- [DIRECTIONS]: The listing that follows must be given again in full and exactly.

- [EXERCISE INPUT]:
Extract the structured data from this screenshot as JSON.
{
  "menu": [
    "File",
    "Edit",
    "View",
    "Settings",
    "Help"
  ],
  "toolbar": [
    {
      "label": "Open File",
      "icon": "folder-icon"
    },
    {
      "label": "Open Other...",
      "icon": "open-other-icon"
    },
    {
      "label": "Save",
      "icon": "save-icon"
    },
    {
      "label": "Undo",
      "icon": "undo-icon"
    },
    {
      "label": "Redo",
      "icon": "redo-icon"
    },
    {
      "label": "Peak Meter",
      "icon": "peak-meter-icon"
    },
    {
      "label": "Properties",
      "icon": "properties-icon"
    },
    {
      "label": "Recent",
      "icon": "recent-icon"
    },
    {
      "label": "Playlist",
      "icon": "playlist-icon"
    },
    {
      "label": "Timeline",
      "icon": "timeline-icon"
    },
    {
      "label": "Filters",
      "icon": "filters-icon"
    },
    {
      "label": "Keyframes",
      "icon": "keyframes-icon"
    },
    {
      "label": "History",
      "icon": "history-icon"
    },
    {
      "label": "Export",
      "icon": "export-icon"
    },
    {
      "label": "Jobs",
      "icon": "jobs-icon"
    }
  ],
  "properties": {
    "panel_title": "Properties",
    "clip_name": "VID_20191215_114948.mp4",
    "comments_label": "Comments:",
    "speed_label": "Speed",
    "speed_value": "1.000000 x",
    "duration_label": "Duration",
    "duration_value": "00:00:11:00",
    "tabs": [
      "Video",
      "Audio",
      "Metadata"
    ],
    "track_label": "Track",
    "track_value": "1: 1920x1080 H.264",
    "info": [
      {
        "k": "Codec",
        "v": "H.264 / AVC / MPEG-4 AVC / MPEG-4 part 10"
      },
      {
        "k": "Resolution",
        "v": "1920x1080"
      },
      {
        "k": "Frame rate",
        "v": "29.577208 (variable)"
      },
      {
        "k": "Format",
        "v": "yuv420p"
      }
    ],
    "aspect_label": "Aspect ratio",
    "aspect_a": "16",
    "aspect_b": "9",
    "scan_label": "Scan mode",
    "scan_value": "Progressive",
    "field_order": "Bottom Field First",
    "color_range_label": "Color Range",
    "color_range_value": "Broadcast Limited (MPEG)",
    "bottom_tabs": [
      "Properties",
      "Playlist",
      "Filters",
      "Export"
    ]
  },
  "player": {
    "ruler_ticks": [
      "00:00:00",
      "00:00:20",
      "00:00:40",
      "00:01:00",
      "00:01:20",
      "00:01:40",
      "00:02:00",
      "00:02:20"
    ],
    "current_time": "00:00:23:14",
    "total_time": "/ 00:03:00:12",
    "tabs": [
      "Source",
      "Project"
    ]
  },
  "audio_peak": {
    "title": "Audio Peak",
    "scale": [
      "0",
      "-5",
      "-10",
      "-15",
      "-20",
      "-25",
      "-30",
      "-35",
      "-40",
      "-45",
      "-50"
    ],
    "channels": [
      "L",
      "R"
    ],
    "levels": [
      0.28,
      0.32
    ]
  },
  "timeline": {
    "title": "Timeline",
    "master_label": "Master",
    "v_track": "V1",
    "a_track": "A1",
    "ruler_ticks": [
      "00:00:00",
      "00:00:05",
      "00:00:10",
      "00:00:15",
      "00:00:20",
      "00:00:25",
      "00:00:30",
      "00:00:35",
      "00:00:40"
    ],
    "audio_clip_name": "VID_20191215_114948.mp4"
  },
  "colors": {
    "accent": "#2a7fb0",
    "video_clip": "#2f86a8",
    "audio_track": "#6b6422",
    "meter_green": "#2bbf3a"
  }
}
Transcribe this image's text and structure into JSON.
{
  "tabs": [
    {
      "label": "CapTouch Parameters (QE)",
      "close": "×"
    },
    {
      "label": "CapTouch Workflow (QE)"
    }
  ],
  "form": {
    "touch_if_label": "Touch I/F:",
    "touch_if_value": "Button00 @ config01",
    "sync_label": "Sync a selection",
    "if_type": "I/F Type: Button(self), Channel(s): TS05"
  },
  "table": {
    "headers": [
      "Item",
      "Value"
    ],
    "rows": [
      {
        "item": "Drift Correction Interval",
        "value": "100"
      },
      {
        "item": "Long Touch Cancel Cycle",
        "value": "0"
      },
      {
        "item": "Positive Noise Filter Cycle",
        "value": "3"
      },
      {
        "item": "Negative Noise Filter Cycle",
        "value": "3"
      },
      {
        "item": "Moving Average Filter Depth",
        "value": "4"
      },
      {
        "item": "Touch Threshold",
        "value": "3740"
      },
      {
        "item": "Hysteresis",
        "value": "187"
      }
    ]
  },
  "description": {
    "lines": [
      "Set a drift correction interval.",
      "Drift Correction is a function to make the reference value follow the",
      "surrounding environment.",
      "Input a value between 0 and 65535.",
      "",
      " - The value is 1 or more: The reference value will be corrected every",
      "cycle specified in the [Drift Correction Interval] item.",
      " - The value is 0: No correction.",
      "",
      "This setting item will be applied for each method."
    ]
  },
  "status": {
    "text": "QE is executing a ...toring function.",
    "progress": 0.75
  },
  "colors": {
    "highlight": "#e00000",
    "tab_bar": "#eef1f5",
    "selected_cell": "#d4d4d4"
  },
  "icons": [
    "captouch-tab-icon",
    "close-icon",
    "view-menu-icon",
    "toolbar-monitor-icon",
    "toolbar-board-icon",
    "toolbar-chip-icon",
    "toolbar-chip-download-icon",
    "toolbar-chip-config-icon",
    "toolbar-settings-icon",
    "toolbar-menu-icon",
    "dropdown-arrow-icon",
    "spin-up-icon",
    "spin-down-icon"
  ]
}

- [ANSWER BOX]:
Extract the structured data from this screenshot as JSON.
{
  "menu": [
    "File",
    "Edit",
    "View",
    "Settings",
    "Help"
  ],
  "toolbar": [
    {
      "label": "Open File",
      "icon": "folder-icon"
    },
    {
      "label": "Open Other...",
      "icon": "open-other-icon"
    },
    {
      "label": "Save",
      "icon": "save-icon"
    },
    {
      "label": "Undo",
      "icon": "undo-icon"
    },
    {
      "label": "Redo",
      "icon": "redo-icon"
    },
    {
      "label": "Peak Meter",
      "icon": "peak-meter-icon"
    },
    {
      "label": "Properties",
      "icon": "properties-icon"
    },
    {
      "label": "Recent",
      "icon": "recent-icon"
    },
    {
      "label": "Playlist",
      "icon": "playlist-icon"
    },
    {
      "label": "Timeline",
      "icon": "timeline-icon"
    },
    {
      "label": "Filters",
      "icon": "filters-icon"
    },
    {
      "label": "Keyframes",
      "icon": "keyframes-icon"
    },
    {
      "label": "History",
      "icon": "history-icon"
    },
    {
      "label": "Export",
      "icon": "export-icon"
    },
    {
      "label": "Jobs",
      "icon": "jobs-icon"
    }
  ],
  "properties": {
    "panel_title": "Properties",
    "clip_name": "VID_20191215_114948.mp4",
    "comments_label": "Comments:",
    "speed_label": "Speed",
    "speed_value": "1.000000 x",
    "duration_label": "Duration",
    "duration_value": "00:00:11:00",
    "tabs": [
      "Video",
      "Audio",
      "Metadata"
    ],
    "track_label": "Track",
    "track_value": "1: 1920x1080 H.264",
    "info": [
      {
        "k": "Codec",
        "v": "H.264 / AVC / MPEG-4 AVC / MPEG-4 part 10"
      },
      {
        "k": "Resolution",
        "v": "1920x1080"
      },
      {
        "k": "Frame rate",
        "v": "29.577208 (variable)"
      },
      {
        "k": "Format",
        "v": "yuv420p"
      }
    ],
    "aspect_label": "Aspect ratio",
    "aspect_a": "16",
    "aspect_b": "9",
    "scan_label": "Scan mode",
    "scan_value": "Progressive",
    "field_order": "Bottom Field First",
    "color_range_label": "Color Range",
    "color_range_value": "Broadcast Limited (MPEG)",
    "bottom_tabs": [
      "Properties",
      "Playlist",
      "Filters",
      "Export"
    ]
  },
  "player": {
    "ruler_ticks": [
      "00:00:00",
      "00:00:20",
      "00:00:40",
      "00:01:00",
      "00:01:20",
      "00:01:40",
      "00:02:00",
      "00:02:20"
    ],
    "current_time": "00:00:23:14",
    "total_time": "/ 00:03:00:12",
    "tabs": [
      "Source",
      "Project"
    ]
  },
  "audio_peak": {
    "title": "Audio Peak",
    "scale": [
      "0",
      "-5",
      "-10",
      "-15",
      "-20",
      "-25",
      "-30",
      "-35",
      "-40",
      "-45",
      "-50"
    ],
    "channels": [
      "L",
      "R"
    ],
    "levels": [
      0.28,
      0.32
    ]
  },
  "timeline": {
    "title": "Timeline",
    "master_label": "Master",
    "v_track": "V1",
    "a_track": "A1",
    "ruler_ticks": [
      "00:00:00",
      "00:00:05",
      "00:00:10",
      "00:00:15",
      "00:00:20",
      "00:00:25",
      "00:00:30",
      "00:00:35",
      "00:00:40"
    ],
    "audio_clip_name": "VID_20191215_114948.mp4"
  },
  "colors": {
    "accent": "#2a7fb0",
    "video_clip": "#2f86a8",
    "audio_track": "#6b6422",
    "meter_green": "#2bbf3a"
  }
}
Transcribe this image's text and structure into JSON.
{
  "tabs": [
    {
      "label": "CapTouch Parameters (QE)",
      "close": "×"
    },
    {
      "label": "CapTouch Workflow (QE)"
    }
  ],
  "form": {
    "touch_if_label": "Touch I/F:",
    "touch_if_value": "Button00 @ config01",
    "sync_label": "Sync a selection",
    "if_type": "I/F Type: Button(self), Channel(s): TS05"
  },
  "table": {
    "headers": [
      "Item",
      "Value"
    ],
    "rows": [
      {
        "item": "Drift Correction Interval",
        "value": "100"
      },
      {
        "item": "Long Touch Cancel Cycle",
        "value": "0"
      },
      {
        "item": "Positive Noise Filter Cycle",
        "value": "3"
      },
      {
        "item": "Negative Noise Filter Cycle",
        "value": "3"
      },
      {
        "item": "Moving Average Filter Depth",
        "value": "4"
      },
      {
        "item": "Touch Threshold",
        "value": "3740"
      },
      {
        "item": "Hysteresis",
        "value": "187"
      }
    ]
  },
  "description": {
    "lines": [
      "Set a drift correction interval.",
      "Drift Correction is a function to make the reference value follow the",
      "surrounding environment.",
      "Input a value between 0 and 65535.",
      "",
      " - The value is 1 or more: The reference value will be corrected every",
      "cycle specified in the [Drift Correction Interval] item.",
      " - The value is 0: No correction.",
      "",
      "This setting item will be applied for each method."
    ]
  },
  "status": {
    "text": "QE is executing a ...toring function.",
    "progress": 0.75
  },
  "colors": {
    "highlight": "#e00000",
    "tab_bar": "#eef1f5",
    "selected_cell": "#d4d4d4"
  },
  "icons": [
    "captouch-tab-icon",
    "close-icon",
    "view-menu-icon",
    "toolbar-monitor-icon",
    "toolbar-board-icon",
    "toolbar-chip-icon",
    "toolbar-chip-download-icon",
    "toolbar-chip-config-icon",
    "toolbar-settings-icon",
    "toolbar-menu-icon",
    "dropdown-arrow-icon",
    "spin-up-icon",
    "spin-down-icon"
  ]
}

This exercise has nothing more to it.